Paul knew very well that his readers were likely converts of the less dramatic sort. In fact, that's the point of his entire discussion in this section of Romans. After explaining the metaphysical realities of our association with Christ in his death and resurrection, Paul brings the point home. "In the same way," he writes, "count yourselves dead to sin but alive to God in Christ Jesus" (Rom. 6:11). In other words, it's not enough simply to know that we are new creations; we have to embrace the concept, and that means changing our behavior.
At this point Paul gives two commands in the active voice: "do not let sin reign" in your bodies and "Do not offer any part of yourself to sin" (vs. 12-13). To keep on sinning would be inconsistent with your new character as one who is "dead to sin." It would be a bit like speaking in a phony accent. To be dead to sin means sin is alien to us. It's out of character.
What Paul is getting at here is that we have to take active steps in order to stop sinning. The power of sin is broken, which means that we can have success in our striving against sin. Our shackles have been unlocked. But we have to take the steps to leave the dungeon. In other words, all our struggles and weaknesses don't vanish when we become Christians. The life of faith will always involve temptation. It will also likely include falling short. But we can struggle to know that victory is secured in Christ.
Now Mortify the deed of the body
Give yourself a fight chance by His spirit, not your Carnal Mindset.
Paul uses the metaphor of clothing to describe the way Christians ought to think about their relationship to sin.
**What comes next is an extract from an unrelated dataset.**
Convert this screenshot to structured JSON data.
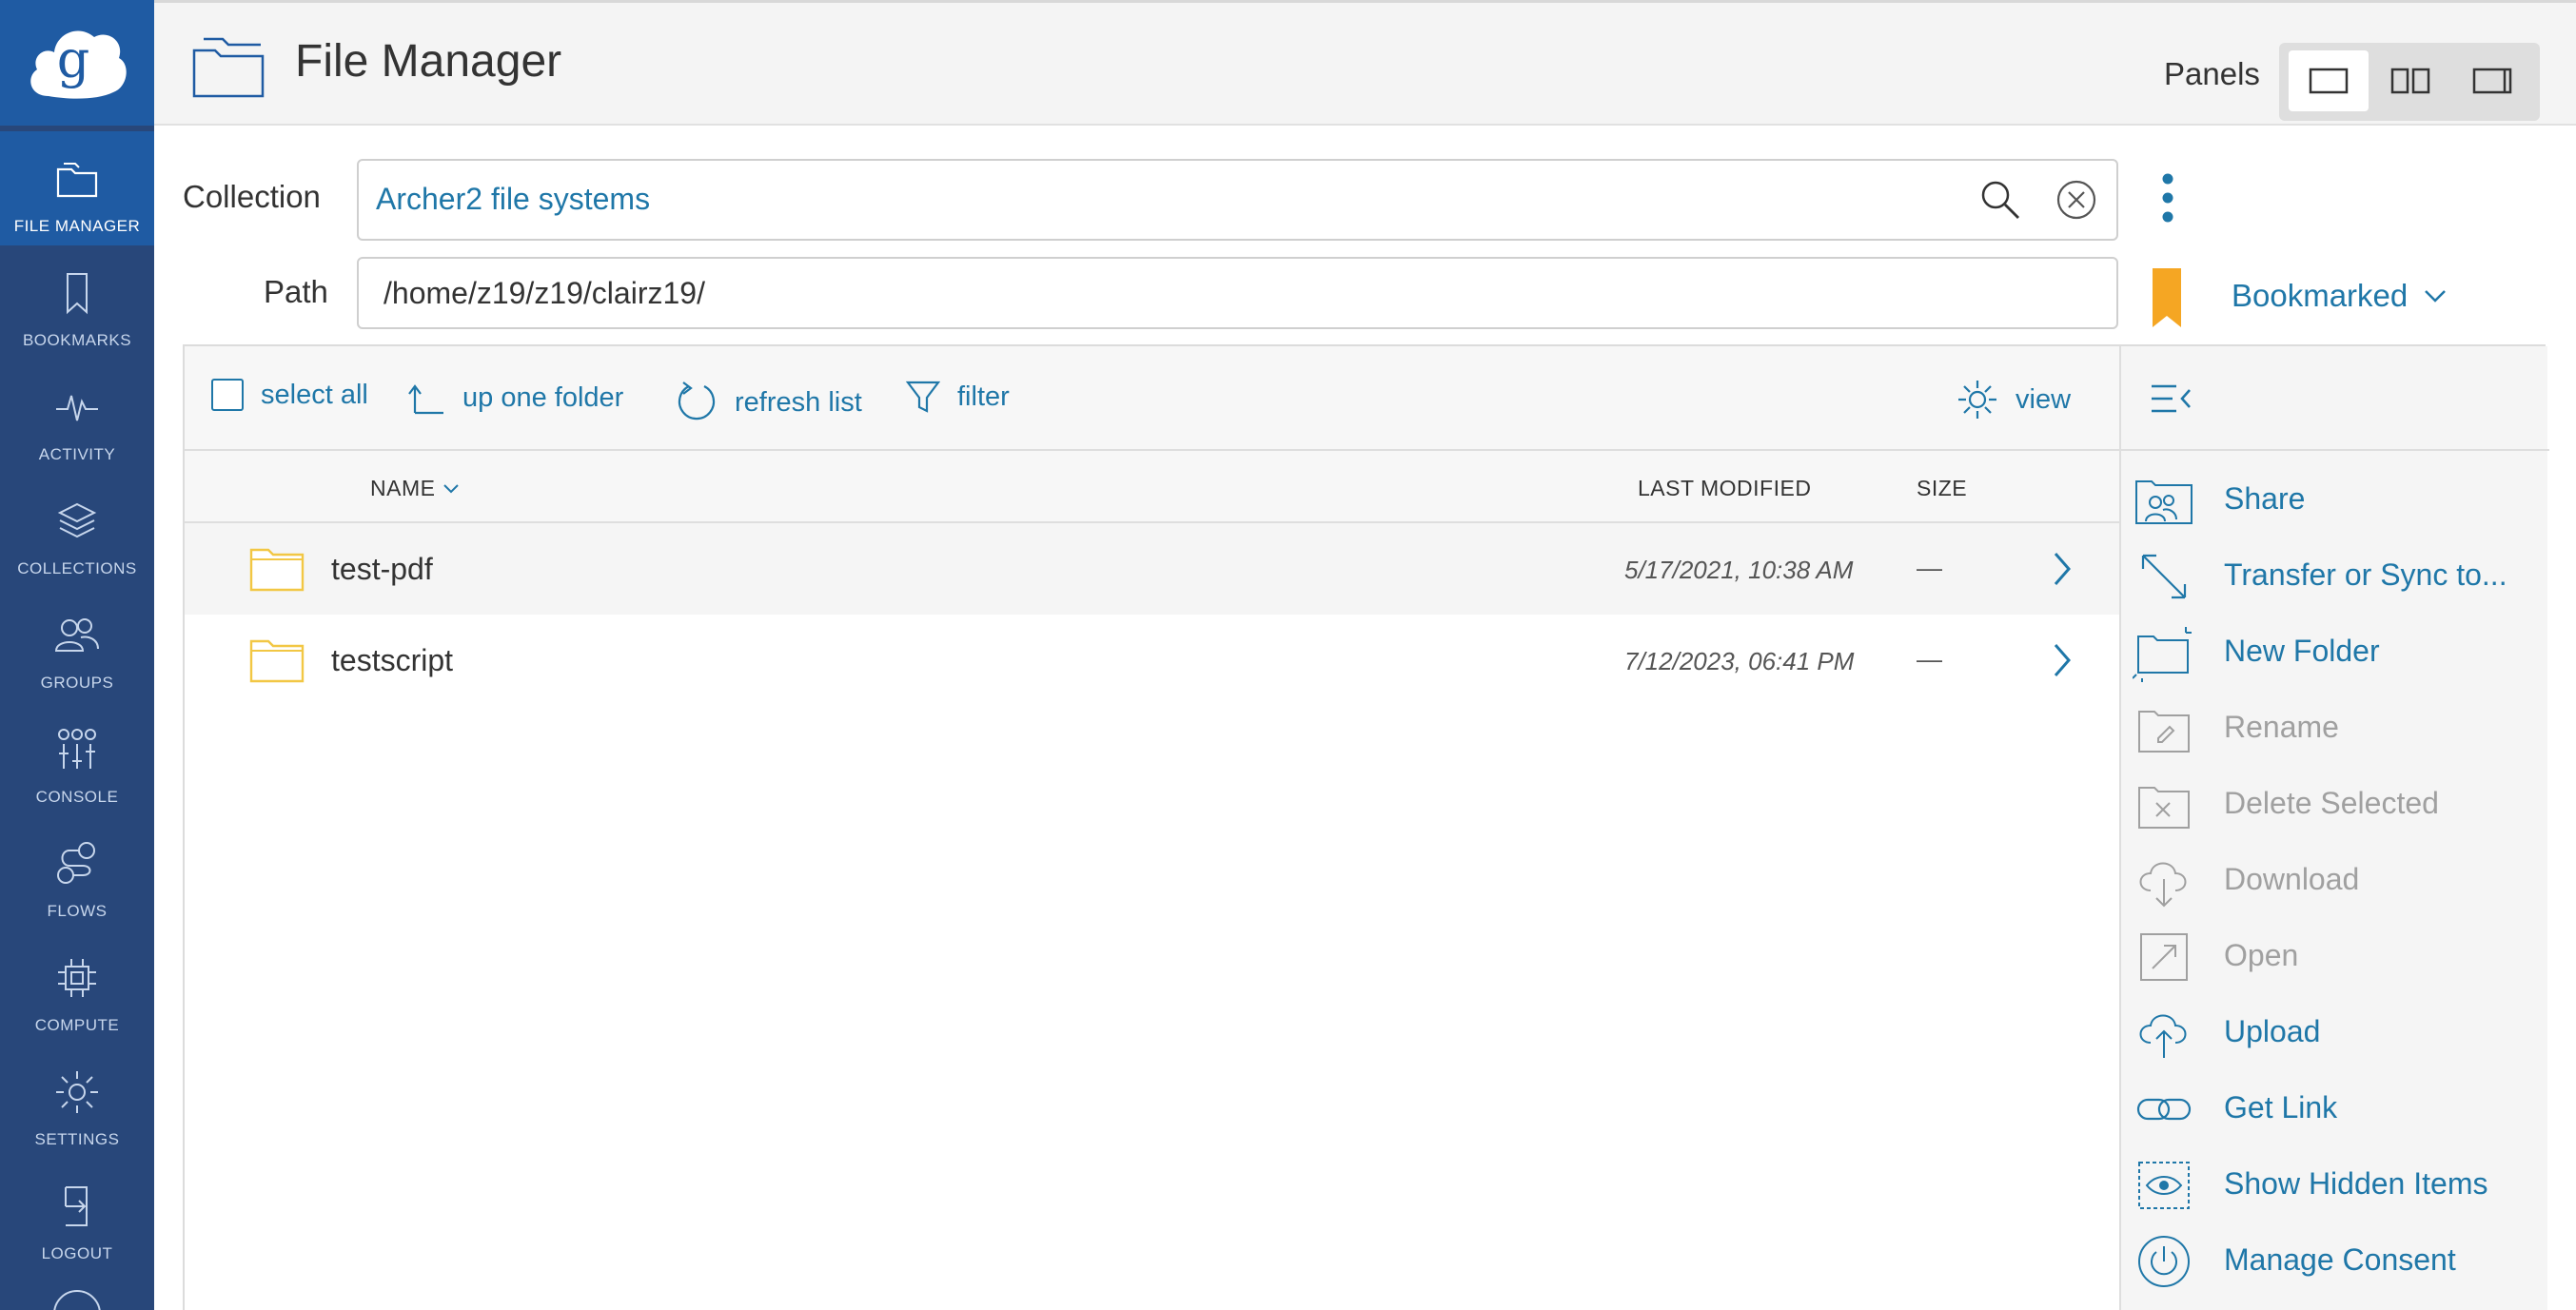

He encourages them to "take off" the old nature (sin) and "put on" virtues appropriate for a new creation in Christ (Eph. 4:22-32; Col. 3:8-10). This is more easily said than done. Old habits die hard. If we want to let Christ reign in our lives through the Holy Spirit, then we have to make a concerted effort to abandon the behaviors that characterize being dead to sin.
Things don't just fall off, by mere magic spells. And they don't accomplish anything on their own. God uses them to do his work in us. The trouble is allowed and placed before God so that he can transform us." All this is to say that actively "putting off" our old, sinful behaviors and "putting on" the new behaviors characteristic of life in Christ help break our sin habits. Spiritual disciplines give the Holy Spirit a chance to produce spiritual fruit in our lives.
If you are a Christian who continues to struggle with sin you just can't shake, don't lose hope. Don't buy the world's message that sin is inevitable. Take heart from Paul's extraordinary claim: "you have been raised with Christ" (Col. 3:1)! As far as God is concerned, you are dead to sin, freed from its power. Like the prodigal son who finally looked up from the mud and slop of the pigsty to realize that he did not belong there, embrace your identity as a child of God made alive to Christ. And strive knowing God has already won the victory.
What does sin look like?
That’s what it means when it says “mortify the deeds of the body.” It means to make extinct, put to death or disallow the deeds prompted by the body; letting you know you have the right to decide what happens to your body. We will all give account to the Lord for whatever we allow in our body (2 Corinthians 5:10).
Mortify therefore your members which are upon the earth; fornication, uncleanness, inordinate affection, evil concupiscence, and covetousness, which is idolatry: New King James Version Therefore put to death your members which are on the earth: fornication, uncleanness, passion, evil desire, and covetousness, which is idolatry.